A resident of Philadelphia was stopped with his gun among his carry-on items when a Transportation Security Administration (TSA) officer at Philadelphia International Airport saw the 9mm weapon show up on the security checkpoint X-ray monitor on Tuesday, Nov. 29.
When the TSA officer spotted the gun in the checkpoint X-ray machine, the Philadelphia Police were alerted and allowed the man to return to the airline counter to properly declare and check the gun with the airport so that it would be transported properly and safely in the belly of the aircraft. TSA forwarded the incident to be followed up with the issuance of a federal financial civil penalty.
“This individual had the proper paperwork and carrying case for his firearm, but he made a big mistake when he brought it to the security checkpoint when he should have taken it to the airline check-in counter to be declared and transported properly for his flight,” said Gerardo Spero, TSA’s Federal Security Director for Philadelphia International Airport. “It is important to know that you can travel with your firearm when it is done correctly, however bringing it to a checkpoint is never allowed because passengers should not have access to firearms during their flight. Hopefully, this incident serves as a reminder to other firearm owners about the proper way to transport their firearms because we have seen too many guns showing up at our security checkpoints this year.”

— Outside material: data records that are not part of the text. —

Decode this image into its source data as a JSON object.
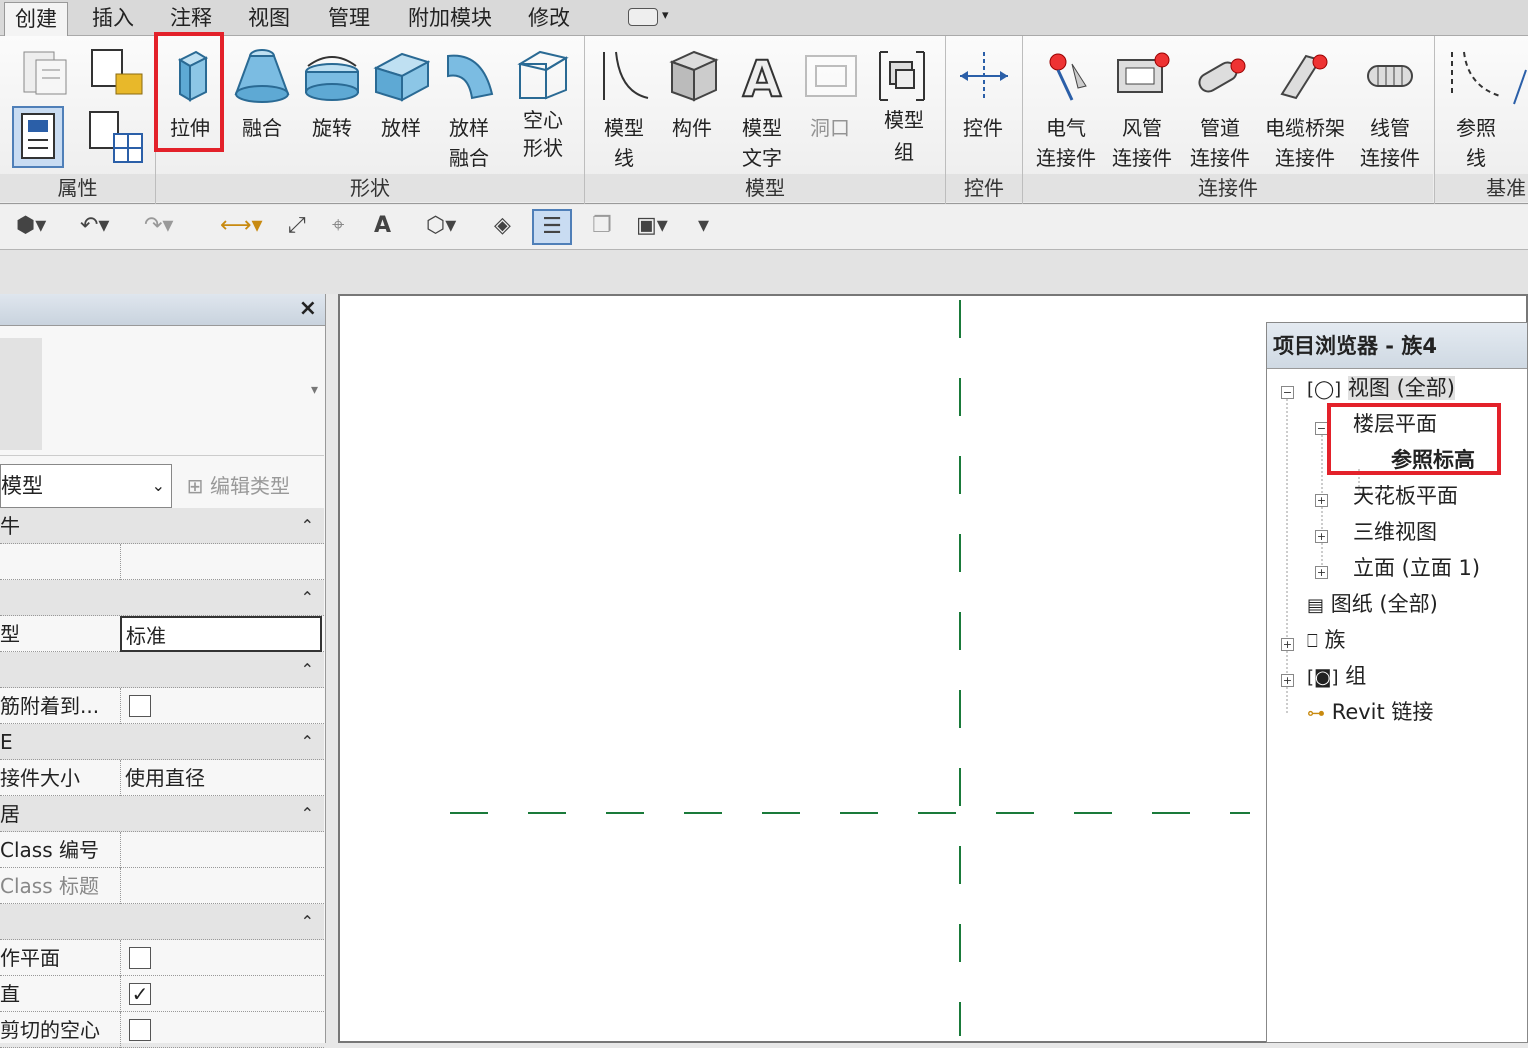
{
  "tabs": [
    "创建",
    "插入",
    "注释",
    "视图",
    "管理",
    "附加模块",
    "修改"
  ],
  "ribbon": {
    "groups": [
      "属性",
      "形状",
      "模型",
      "控件",
      "连接件",
      "基准"
    ],
    "shape_tools": [
      {
        "label": "拉伸",
        "icon": "extrusion-icon"
      },
      {
        "label": "融合",
        "icon": "blend-icon"
      },
      {
        "label": "旋转",
        "icon": "revolve-icon"
      },
      {
        "label": "放样",
        "icon": "sweep-icon"
      },
      {
        "label1": "放样",
        "label2": "融合",
        "icon": "swept-blend-icon"
      },
      {
        "label1": "空心",
        "label2": "形状",
        "icon": "void-forms-icon"
      }
    ],
    "model_tools": [
      {
        "label1": "模型",
        "label2": "线",
        "icon": "model-line-icon"
      },
      {
        "label": "构件",
        "icon": "component-icon"
      },
      {
        "label1": "模型",
        "label2": "文字",
        "icon": "model-text-icon"
      },
      {
        "label": "洞口",
        "icon": "opening-icon"
      },
      {
        "label1": "模型",
        "label2": "组",
        "icon": "model-group-icon"
      }
    ],
    "control_tool": {
      "label": "控件",
      "icon": "control-icon"
    },
    "connector_tools": [
      {
        "label1": "电气",
        "label2": "连接件",
        "icon": "electrical-connector-icon"
      },
      {
        "label1": "风管",
        "label2": "连接件",
        "icon": "duct-connector-icon"
      },
      {
        "label1": "管道",
        "label2": "连接件",
        "icon": "pipe-connector-icon"
      },
      {
        "label1": "电缆桥架",
        "label2": "连接件",
        "icon": "cable-tray-connector-icon"
      },
      {
        "label1": "线管",
        "label2": "连接件",
        "icon": "conduit-connector-icon"
      }
    ],
    "datum_tool": {
      "label1": "参照",
      "label2": "线",
      "icon": "reference-line-icon"
    }
  },
  "properties": {
    "type_selector": "模型",
    "edit_type": "编辑类型",
    "rows": [
      {
        "section": true,
        "k": "牛"
      },
      {
        "k": "",
        "v": ""
      },
      {
        "section": true,
        "k": ""
      },
      {
        "k": "型",
        "v": "标准"
      },
      {
        "section": true,
        "k": ""
      },
      {
        "k": "筋附着到...",
        "checkbox": false
      },
      {
        "section": true,
        "k": "E"
      },
      {
        "k": "接件大小",
        "v": "使用直径"
      },
      {
        "section": true,
        "k": "居"
      },
      {
        "k": "Class 编号",
        "v": ""
      },
      {
        "k": "Class 标题",
        "v": ""
      },
      {
        "section": true,
        "k": ""
      },
      {
        "k": "作平面",
        "checkbox": false
      },
      {
        "k": "直",
        "checkbox": true
      },
      {
        "k": "剪切的空心",
        "checkbox": false
      }
    ]
  },
  "browser": {
    "title": "项目浏览器 - 族4",
    "nodes": {
      "views": "视图 (全部)",
      "floor_plans": "楼层平面",
      "ref_level": "参照标高",
      "ceiling_plans": "天花板平面",
      "threed": "三维视图",
      "elevations": "立面 (立面 1)",
      "sheets": "图纸 (全部)",
      "families": "族",
      "groups": "组",
      "revit_links": "Revit 链接"
    }
  },
  "colors": {
    "highlight": "#e3212a",
    "refplane": "#1a7a3a"
  }
}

Travelers are allowed to transport their firearms as checked baggage to be transported in the belly of the plane so that nobody has access to a gun during a flight. Checked firearms must be unloaded, placed in a hard-sided case, locked and packed separately from ammunition. TSA has details on how to properly travel with a firearm posted on its website. Firearm possession laws vary by state and locality and travelers should check into firearm laws before they decide to travel with their guns. Travelers should also contact their airline as they may have additional requirements for traveling with firearms and ammunition.

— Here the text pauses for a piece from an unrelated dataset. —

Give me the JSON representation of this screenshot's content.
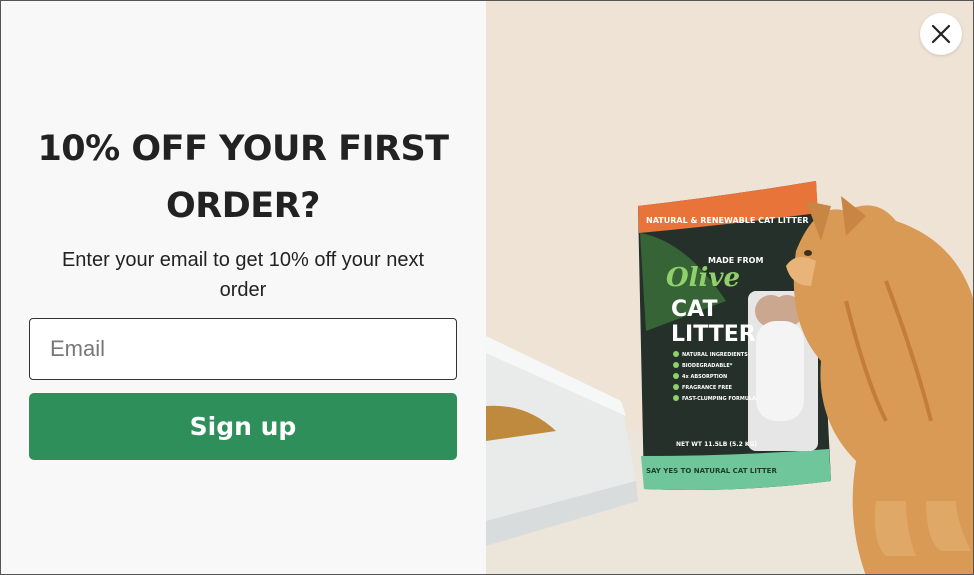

TSA reserves the right to issue a stiff civil penalty to individuals who bring weapons with them to a checkpoint. Civil penalties for bringing a handgun into a checkpoint can stretch into thousands of dollars, depending on mitigating or aggravating circumstances. This applies to travelers with or without concealed gun carry permits because even though an individual may have a concealed carry permit, it does not allow for a firearm to be carried into an airport or onto an airplane. If a traveler with a gun is a member of TSA PreCheck®, that individual will lose their TSA PreCheck privileges.
When an individual shows up at a checkpoint with a firearm, the checkpoint lane comes to a standstill until the police resolve the incident. Guns at checkpoints can delay travelers from getting to their gates.